- A USDA investigation report found the pandemic disrupted the market, production and sale of U.S. beef, but didn't detail any violations of federal law. The agency began the probe after a fire at a Tyson plant in Kansas and then expanded the investigation looking at anti-competitive accusations during the outbreaks as meatpacking plant closures led meat prices to rise while cattle prices dropped.
- The report highlighted some ways to increase cattle prices and transparency in the market. The USDA said smaller producers could better negotiate sales with packers and compete with bigger producers if they had more access to risk management training and grants.
- The USDA also said legislation giving the agency more investigative and enforcement powers, including the ability to issue civil investigative demands, could be helpful in these probes.
Although this report didn't detail any violations by the meat industry, the investigation is ongoing. In fact, as the Department of Justice and the USDA continue their probes, the agriculture agency is suggesting more reporting requirements for meatpacking companies and additional enforcement power for itself.
In the report, USDA made suggestions for more transparency with pricing, including reshuffling reporting regions to expand the market data released to the public, which is a change that could be made without legislative action. However, there has yet to be industry consensus for that. The agency also said that amendments to the Packers & Stockyards Act, which assure fair competition, to give USDA the power to require written reports and answers to questions could be beneficial, but requires legislative action.
In June, the DOJ's antitrust division sent subpoenas to Tyson Foods, JBS SA, Cargill and National Beef following anti-competitive accusations. The four companies are some of the biggest meatpackers in the country, controlling more than 80% of beef processing. The DOJ probe came after several senators, 11 state attorneys general and cattle associations pushed for the Justice Department to get involved even though USDA was already looking into it. The DOJ is still investigating those allegations and USDA said in this new report that the two have been engaged in discussions about these claims.
"If any unfair practices are detected, we will take quick enforcement action," USDA Secretary Sonny Perdue said in a statement.
When coronavirus started to spread across the U.S., meat sales increased and beef prices surged as consumers stockpiled and outbreaks spread within processing plants, but didn't translate into producer profits. The USDA report says the largest gap between beef prices and cattle prices during the pandemic reached about $2.79 a pound, which was the biggest gap since this tracking began in 2001.

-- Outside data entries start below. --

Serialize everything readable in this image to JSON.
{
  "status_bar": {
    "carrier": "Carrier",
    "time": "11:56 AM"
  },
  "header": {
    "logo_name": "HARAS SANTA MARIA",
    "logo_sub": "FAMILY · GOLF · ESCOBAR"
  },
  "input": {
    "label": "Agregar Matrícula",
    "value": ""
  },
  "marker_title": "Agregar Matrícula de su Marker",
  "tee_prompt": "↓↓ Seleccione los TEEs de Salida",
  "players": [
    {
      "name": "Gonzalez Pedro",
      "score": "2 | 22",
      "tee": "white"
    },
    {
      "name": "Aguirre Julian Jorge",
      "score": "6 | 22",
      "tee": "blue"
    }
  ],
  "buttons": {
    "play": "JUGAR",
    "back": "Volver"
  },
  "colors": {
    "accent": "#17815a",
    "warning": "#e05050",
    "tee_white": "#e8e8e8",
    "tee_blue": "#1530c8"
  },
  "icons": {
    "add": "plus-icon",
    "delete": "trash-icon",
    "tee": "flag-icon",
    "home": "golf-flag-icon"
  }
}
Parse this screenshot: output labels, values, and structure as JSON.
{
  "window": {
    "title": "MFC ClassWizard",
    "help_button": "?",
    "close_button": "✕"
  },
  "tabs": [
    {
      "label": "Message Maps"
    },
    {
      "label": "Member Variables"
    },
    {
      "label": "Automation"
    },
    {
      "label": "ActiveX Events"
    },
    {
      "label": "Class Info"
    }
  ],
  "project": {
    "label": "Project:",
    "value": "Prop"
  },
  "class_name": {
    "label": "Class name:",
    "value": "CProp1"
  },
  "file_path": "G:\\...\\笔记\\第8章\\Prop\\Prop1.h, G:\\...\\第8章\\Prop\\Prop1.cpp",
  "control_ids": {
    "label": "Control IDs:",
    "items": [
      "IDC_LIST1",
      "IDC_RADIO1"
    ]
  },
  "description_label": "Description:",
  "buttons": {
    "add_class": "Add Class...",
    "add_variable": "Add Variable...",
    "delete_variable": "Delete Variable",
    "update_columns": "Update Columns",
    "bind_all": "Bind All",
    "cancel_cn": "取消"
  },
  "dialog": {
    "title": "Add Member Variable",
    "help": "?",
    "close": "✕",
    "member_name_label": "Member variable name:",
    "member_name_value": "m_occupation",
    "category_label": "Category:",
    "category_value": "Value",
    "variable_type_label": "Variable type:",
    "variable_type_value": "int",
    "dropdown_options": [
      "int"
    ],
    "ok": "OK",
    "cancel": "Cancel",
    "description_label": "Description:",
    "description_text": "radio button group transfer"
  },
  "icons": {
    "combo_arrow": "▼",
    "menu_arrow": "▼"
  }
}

American Farm Bureau Federation President Zippy Duvall said in a statement it is reviewing the policy recommendations in the report, but it's important to understand the scrutiny into the market is not over.
"There’s little doubt that something is wrong when consumers are paying higher prices for meat and at the same time America’s farmers and ranchers are being paid less," Duvall said.
Although USDA said the investigation is ongoing, the North American Meat Institute had a different interpretation of the report. NAMI CEO Julie Anna Potts said in a statement it "found no wrong-doing and confirms the disruption in the beef markets was due to devastating and unprecedented events."
Antitrust and price-fixing accusations and investigations have escalated across the food industry in recent years involving dairy, tuna, chicken and pork with some of these cases ending with guilty executives and large settlements.
Since the report confirmed the pandemic pushed the difference between livestock prices and wholesale beef prices to a record level, more legislation to address beef market concerns could be coming soon. Sen. Deb Fischer (R-Neb.) said in a statement that USDA’s investigation shows the need to immediately reform and strengthen the cattle industry. She said the report confirms her "serious misgivings about the many factors that are working to destabilize the marketplace."
"In light of these events and this report, I will be introducing legislation soon in the Senate aimed at providing equity and transparency for all market participants," Fischer said.